Compared the previous two techniques this one is not binary. Most of the time, you cannot fail the build just because a metric reached a threshold. What is important is the trend over time. But let’s not get ahead of ourselves.
Besides checking for exceptions and bad data, after the test run you can do one more thing - take different metrics related the performance of an application. Since the test environment is isolated and used only by the automated tests, the results are very accurate. Here is an example of what you can measure during and after the test run completes.
Log file: size in bytes, number of lines, number of errors and exceptions, regular lines to exceptions ratio
Network: DNS requests, number of packets, calls to external 3rd party services
SQL server: the number of read/write queries, average transaction time, the number of threads, pool reads/requests, pool pages/utilization
NoSQL server: the number of read/write queries, total connections, network requests
JVM: objects created, threads, heap size, garbage collection
Server/Container OS: average/top CPU, memory consumption, swap size, disk i/o, network i/o
This is an example of the size of the application log file size plotted over six months, calculated after each commit. After a single commit the size grew with 54%. If the commit is small enough, you can even pinpoint the line responsible for the spike. The tests did not fail, but this can cause problems in production if disk space is limited or with CPU/memory resources if this log is parsed somehow.
Next example is that of the number of db queries, in this case this is the sum of read and write operations. Again, this number is calculated after every commit and the values in the plot are from the last six months. A series of three commits were responsible for 26% spike in the queries. This may be completely normal behaviour, but to be certain a propper investigation is due.
Those metrics are not enough to fail a build the way the presence of exceptions or bad data is. But those metrics are very helpful to track and plot over time. They are a great way to know if the newly pushed code does not flood the logs with four times more data, or that it produces 50x DNS requests.
The best usage of those metrics would be to set an alarm at a certain threshold. For example, send a notification when a new commit causes the SQL read requests to jump more than three times compared to the previous commit. If you're sure that 3x increase is totally unacceptable, then why not just fail the build?
Bottom line: listen to the weak signals.
At least one high level automated tests per story
All of the techniques listed above depend on one thing — having good high level coverage by automated tests. Every feature, every corner of the application should have at least two test cases: one positive (a happy path) and one negative. Those tests should go through as much layers of the application as possible, including communications with internal services over the network and database operations. The six techniques listed above will extend and amplify from thereon.
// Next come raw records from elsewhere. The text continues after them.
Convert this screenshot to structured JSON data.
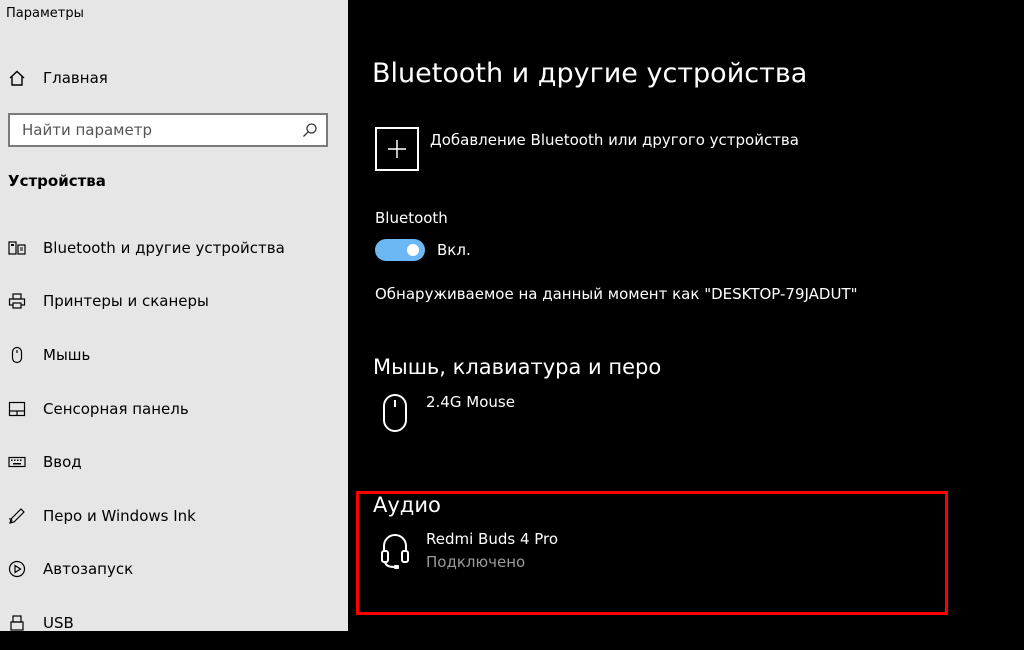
{
  "window": {
    "title": "Параметры"
  },
  "sidebar": {
    "home_label": "Главная",
    "search_placeholder": "Найти параметр",
    "section_title": "Устройства",
    "items": [
      {
        "label": "Bluetooth и другие устройства",
        "icon": "bluetooth-devices-icon"
      },
      {
        "label": "Принтеры и сканеры",
        "icon": "printer-icon"
      },
      {
        "label": "Мышь",
        "icon": "mouse-icon"
      },
      {
        "label": "Сенсорная панель",
        "icon": "touchpad-icon"
      },
      {
        "label": "Ввод",
        "icon": "keyboard-icon"
      },
      {
        "label": "Перо и Windows Ink",
        "icon": "pen-icon"
      },
      {
        "label": "Автозапуск",
        "icon": "autoplay-icon"
      },
      {
        "label": "USB",
        "icon": "usb-icon"
      }
    ]
  },
  "main": {
    "title": "Bluetooth и другие устройства",
    "add_device_label": "Добавление Bluetooth или другого устройства",
    "bluetooth_label": "Bluetooth",
    "bluetooth_state": "Вкл.",
    "discoverable_text": "Обнаруживаемое на данный момент как \"DESKTOP-79JADUT\"",
    "mouse_section": {
      "heading": "Мышь, клавиатура и перо",
      "devices": [
        {
          "name": "2.4G Mouse"
        }
      ]
    },
    "audio_section": {
      "heading": "Аудио",
      "devices": [
        {
          "name": "Redmi Buds 4 Pro",
          "status": "Подключено"
        }
      ]
    }
  },
  "colors": {
    "sidebar_bg": "#e6e6e6",
    "main_bg": "#000000",
    "toggle_on": "#6cb8f5",
    "highlight_border": "#ff0000"
  }
}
15 years ago we were not concerned with the speed of testing that much because we were releasing to customers 2-3 times a year. ↩︎
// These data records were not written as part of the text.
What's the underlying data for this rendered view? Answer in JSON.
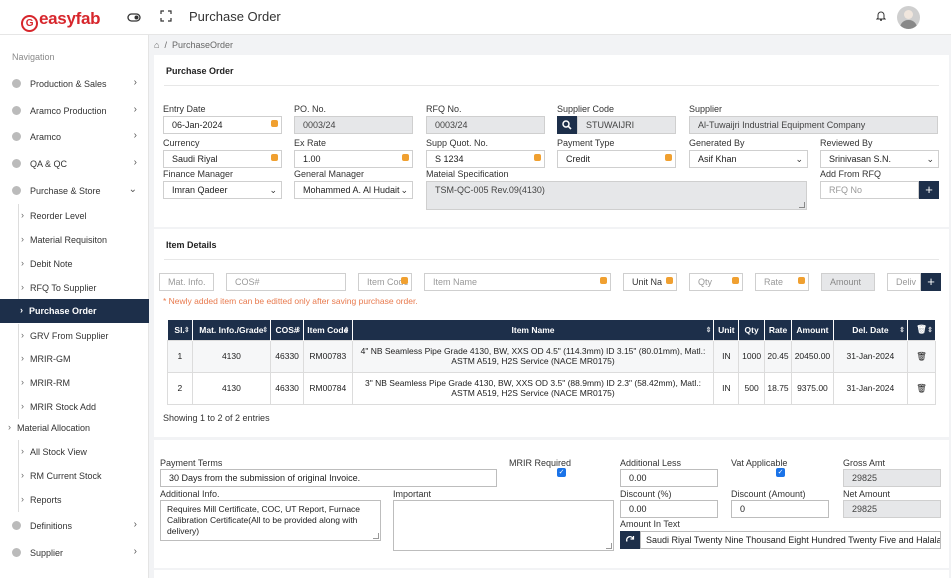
{
  "header": {
    "logo": "easyfab",
    "logo_mark": "G",
    "page_title": "Purchase Order"
  },
  "breadcrumb": {
    "current": "PurchaseOrder"
  },
  "sidebar": {
    "title": "Navigation",
    "items": [
      {
        "label": "Production & Sales"
      },
      {
        "label": "Aramco Production"
      },
      {
        "label": "Aramco"
      },
      {
        "label": "QA & QC"
      },
      {
        "label": "Purchase & Store"
      }
    ],
    "sub_items": [
      {
        "label": "Reorder Level"
      },
      {
        "label": "Material Requisiton"
      },
      {
        "label": "Debit Note"
      },
      {
        "label": "RFQ To Supplier"
      },
      {
        "label": "Purchase Order"
      },
      {
        "label": "GRV From Supplier"
      },
      {
        "label": "MRIR-GM"
      },
      {
        "label": "MRIR-RM"
      },
      {
        "label": "MRIR Stock Add"
      },
      {
        "label": "Material Allocation"
      },
      {
        "label": "All Stock View"
      },
      {
        "label": "RM Current Stock"
      },
      {
        "label": "Reports"
      }
    ],
    "bottom_items": [
      {
        "label": "Definitions"
      },
      {
        "label": "Supplier"
      }
    ]
  },
  "po": {
    "card_title": "Purchase Order",
    "entry_date": {
      "label": "Entry Date",
      "value": "06-Jan-2024"
    },
    "po_no": {
      "label": "PO. No.",
      "value": "0003/24"
    },
    "rfq_no": {
      "label": "RFQ No.",
      "value": "0003/24"
    },
    "supplier_code": {
      "label": "Supplier Code",
      "value": "STUWAIJRI"
    },
    "supplier": {
      "label": "Supplier",
      "value": "Al-Tuwaijri Industrial Equipment Company"
    },
    "currency": {
      "label": "Currency",
      "value": "Saudi Riyal"
    },
    "ex_rate": {
      "label": "Ex Rate",
      "value": "1.00"
    },
    "supp_quot": {
      "label": "Supp Quot. No.",
      "value": "S 1234"
    },
    "payment_type": {
      "label": "Payment Type",
      "value": "Credit"
    },
    "generated_by": {
      "label": "Generated By",
      "value": "Asif Khan"
    },
    "reviewed_by": {
      "label": "Reviewed By",
      "value": "Srinivasan S.N."
    },
    "finance_manager": {
      "label": "Finance Manager",
      "value": "Imran Qadeer"
    },
    "general_manager": {
      "label": "General Manager",
      "value": "Mohammed A. Al Hudaithi"
    },
    "material_spec": {
      "label": "Mateial Specification",
      "value": "TSM-QC-005 Rev.09(4130)"
    },
    "add_from_rfq": {
      "label": "Add From RFQ",
      "placeholder": "RFQ No"
    }
  },
  "item_details": {
    "card_title": "Item Details",
    "inputs": {
      "mat_info": "Mat. Info.",
      "cos": "COS#",
      "item_code": "Item Code",
      "item_name": "Item Name",
      "unit": "Unit Na",
      "qty": "Qty",
      "rate": "Rate",
      "amount": "Amount",
      "deliv": "Deliv"
    },
    "note": "* Newly added item can be editted only after saving purchase order.",
    "columns": [
      "Sl.",
      "Mat. Info./Grade",
      "COS#",
      "Item Code",
      "Item Name",
      "Unit",
      "Qty",
      "Rate",
      "Amount",
      "Del. Date",
      ""
    ],
    "rows": [
      {
        "sl": "1",
        "mat": "4130",
        "cos": "46330",
        "code": "RM00783",
        "name": "4\" NB Seamless Pipe Grade 4130, BW, XXS OD 4.5\" (114.3mm) ID 3.15\" (80.01mm), Matl.: ASTM A519, H2S Service (NACE MR0175)",
        "unit": "IN",
        "qty": "1000",
        "rate": "20.45",
        "amount": "20450.00",
        "del": "31-Jan-2024"
      },
      {
        "sl": "2",
        "mat": "4130",
        "cos": "46330",
        "code": "RM00784",
        "name": "3\" NB Seamless Pipe Grade 4130, BW, XXS OD 3.5\" (88.9mm) ID 2.3\" (58.42mm), Matl.: ASTM A519, H2S Service (NACE MR0175)",
        "unit": "IN",
        "qty": "500",
        "rate": "18.75",
        "amount": "9375.00",
        "del": "31-Jan-2024"
      }
    ],
    "showing": "Showing 1 to 2 of 2 entries"
  },
  "terms": {
    "payment_terms": {
      "label": "Payment Terms",
      "value": "30 Days from the submission of original Invoice."
    },
    "mrir_required": {
      "label": "MRIR Required"
    },
    "additional_less": {
      "label": "Additional Less",
      "value": "0.00"
    },
    "vat_applicable": {
      "label": "Vat Applicable"
    },
    "gross_amt": {
      "label": "Gross Amt",
      "value": "29825"
    },
    "additional_info": {
      "label": "Additional Info.",
      "value": "Requires Mill Certificate, COC, UT Report, Furnace Calibration Certificate(All to be provided along with delivery)"
    },
    "important": {
      "label": "Important",
      "value": ""
    },
    "discount_pct": {
      "label": "Discount (%)",
      "value": "0.00"
    },
    "discount_amt": {
      "label": "Discount (Amount)",
      "value": "0"
    },
    "net_amount": {
      "label": "Net Amount",
      "value": "29825"
    },
    "amount_in_text": {
      "label": "Amount In Text",
      "value": "Saudi Riyal Twenty Nine Thousand Eight Hundred Twenty Five and Halalas"
    }
  }
}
This is also good for the employees, as no one likes to work on boring, repetitive tasks. ↩︎
Compared to low level, or unit tests ↩︎
Link to the tweet — brittle vs flaky ↩︎
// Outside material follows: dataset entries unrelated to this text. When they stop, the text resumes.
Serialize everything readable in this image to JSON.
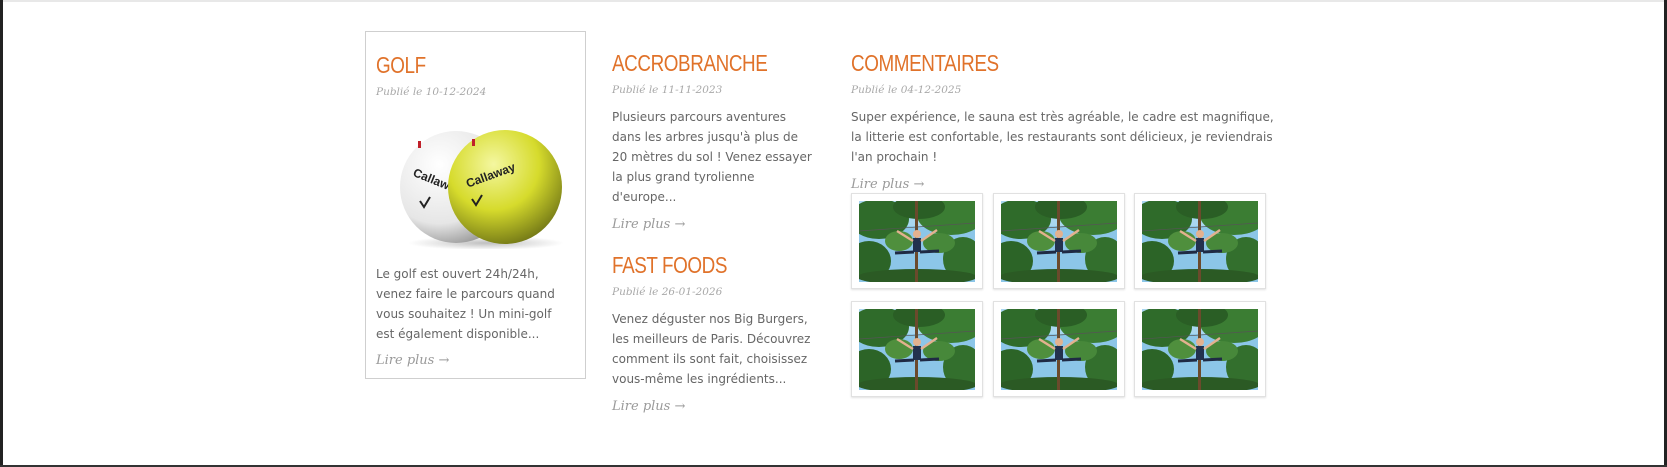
{
  "posts": [
    {
      "title": "GOLF",
      "date": "Publié le 10-12-2024",
      "excerpt": "Le golf est ouvert 24h/24h, venez faire le parcours quand vous souhaitez ! Un mini-golf est également disponible...",
      "more": "Lire plus →",
      "image": "golf-balls-image",
      "ball_brand": "Callaway"
    },
    {
      "title": "ACCROBRANCHE",
      "date": "Publié le 11-11-2023",
      "excerpt": "Plusieurs parcours aventures dans les arbres jusqu'à plus de 20 mètres du sol ! Venez essayer la plus grand tyrolienne d'europe...",
      "more": "Lire plus →"
    },
    {
      "title": "FAST FOODS",
      "date": "Publié le 26-01-2026",
      "excerpt": "Venez déguster nos Big Burgers, les meilleurs de Paris. Découvrez comment ils sont fait, choisissez vous-même les ingrédients...",
      "more": "Lire plus →"
    },
    {
      "title": "COMMENTAIRES",
      "date": "Publié le 04-12-2025",
      "excerpt": "Super expérience, le sauna est très agréable, le cadre est magnifique, la litterie est confortable, les restaurants sont délicieux, je reviendrais l'an prochain !",
      "more": "Lire plus →"
    }
  ],
  "gallery": {
    "items": [
      "tree-jump-photo",
      "tree-jump-photo",
      "tree-jump-photo",
      "tree-jump-photo",
      "tree-jump-photo",
      "tree-jump-photo"
    ]
  },
  "colors": {
    "title": "#e0722a",
    "date": "#a8a8a8",
    "text": "#666666",
    "link": "#9a9a9a"
  }
}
Not much public data is shared on this matter. Maybe only Google has(link to the flaky tests blog post). ↩︎
This is what each test should do if you want to run them in parallel ↩︎
This was an online payments company ↩︎
Mentions need to be highlighted and contain clickable links ↩︎
As well as the other high level data formats such as JSON/XML ↩︎
Clear logs, restart services, flush all the data in persistent storage, start with clean DB schema. ↩︎
Most of the tests follow the AAA rule - Arrange, Act, Assert ↩︎
Note that this will never happen with unit tests as any exception on that level will cause the tests to fail immediately. ↩︎
There is a lot of magic in how PHP interprets true/false conditions (link) ↩︎
Those are real life examples, of before we had this system. We found out the hard way about them — in production. ↩︎